Franklin English
Derived from Middle English frankelin meaning "freeman". It denoted a landowner of free but not noble birth, from Old French franc meaning "free".
Fransson Swedish
Means "son of Frans".
Franzese Italian
From a nickname that indicated a person who came from France. It is typical of the area around Naples.
Fraser Scottish
Meaning unknown, originally Norman French Fresel, possibly from a lost place name in France.
Frederiksen Danish
Means "son of Frederik".
Fredriksson Swedish
Means "son of Fredrik".
Freeman English
Referred to a person who was born free, or in other words was not a serf.
Frei German
Means "free" in German, probably referring to someone outside the feudal system.
Freitas Portuguese
Means "broken" in Portuguese, a name for one who lived on broken, stony ground.
Freud German, Jewish
Means "joy" in German, a nickname for a cheerful person. A famous bearer was the psychologist Sigmund Freud (1856-1939).
Freudenberger German, Jewish
Ornamental name from old German freud meaning "joy" and berg meaning "mountain".
Freund German
From Middle High German vriunt, modern German Freund meaning "friend".
Fried German
Derived from the given name Friedrich.
Friedrich German

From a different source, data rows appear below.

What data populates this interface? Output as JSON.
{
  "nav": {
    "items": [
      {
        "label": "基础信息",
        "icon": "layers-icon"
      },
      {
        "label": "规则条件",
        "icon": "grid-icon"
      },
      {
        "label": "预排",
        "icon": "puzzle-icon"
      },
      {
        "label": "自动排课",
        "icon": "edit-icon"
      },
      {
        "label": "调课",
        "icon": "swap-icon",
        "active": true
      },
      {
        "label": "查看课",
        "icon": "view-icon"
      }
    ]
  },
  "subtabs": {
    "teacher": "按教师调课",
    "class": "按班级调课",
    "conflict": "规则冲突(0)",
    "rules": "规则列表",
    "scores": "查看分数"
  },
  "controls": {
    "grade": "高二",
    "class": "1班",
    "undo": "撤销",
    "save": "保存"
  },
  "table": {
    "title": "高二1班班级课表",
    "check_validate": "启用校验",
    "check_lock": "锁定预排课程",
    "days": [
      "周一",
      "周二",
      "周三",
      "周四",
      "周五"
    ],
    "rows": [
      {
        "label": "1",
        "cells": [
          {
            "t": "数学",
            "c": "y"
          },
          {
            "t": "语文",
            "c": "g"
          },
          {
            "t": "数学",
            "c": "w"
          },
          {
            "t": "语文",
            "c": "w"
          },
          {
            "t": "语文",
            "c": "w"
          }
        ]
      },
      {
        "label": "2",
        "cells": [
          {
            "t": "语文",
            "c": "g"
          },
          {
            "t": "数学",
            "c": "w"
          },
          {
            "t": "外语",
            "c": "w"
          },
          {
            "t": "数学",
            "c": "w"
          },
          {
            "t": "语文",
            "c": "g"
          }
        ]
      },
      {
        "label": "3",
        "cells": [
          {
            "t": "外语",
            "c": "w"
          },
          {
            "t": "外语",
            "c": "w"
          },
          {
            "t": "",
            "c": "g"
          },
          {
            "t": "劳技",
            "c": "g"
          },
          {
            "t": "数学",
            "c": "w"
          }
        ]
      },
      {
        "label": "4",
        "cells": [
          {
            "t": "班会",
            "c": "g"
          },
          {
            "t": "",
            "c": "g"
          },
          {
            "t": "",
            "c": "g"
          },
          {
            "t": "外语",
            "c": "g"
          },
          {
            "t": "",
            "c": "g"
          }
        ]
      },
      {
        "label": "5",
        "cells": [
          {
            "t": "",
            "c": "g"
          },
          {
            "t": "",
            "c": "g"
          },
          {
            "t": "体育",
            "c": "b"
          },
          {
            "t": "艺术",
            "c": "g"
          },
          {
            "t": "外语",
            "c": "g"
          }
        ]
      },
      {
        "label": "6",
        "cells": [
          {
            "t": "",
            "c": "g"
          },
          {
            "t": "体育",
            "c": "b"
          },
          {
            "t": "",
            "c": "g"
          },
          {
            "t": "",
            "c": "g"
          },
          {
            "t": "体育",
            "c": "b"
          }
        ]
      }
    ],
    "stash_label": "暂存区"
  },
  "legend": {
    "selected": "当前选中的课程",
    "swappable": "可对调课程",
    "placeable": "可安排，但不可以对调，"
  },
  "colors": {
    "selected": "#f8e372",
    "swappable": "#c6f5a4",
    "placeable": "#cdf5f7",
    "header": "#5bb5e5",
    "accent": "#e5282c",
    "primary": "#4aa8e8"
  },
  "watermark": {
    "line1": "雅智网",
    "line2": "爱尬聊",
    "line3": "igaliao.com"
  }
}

Derived from the given name Friedrich.
Friel Irish
From the Irish Ó Frighil meaning "descendant of Fearghal".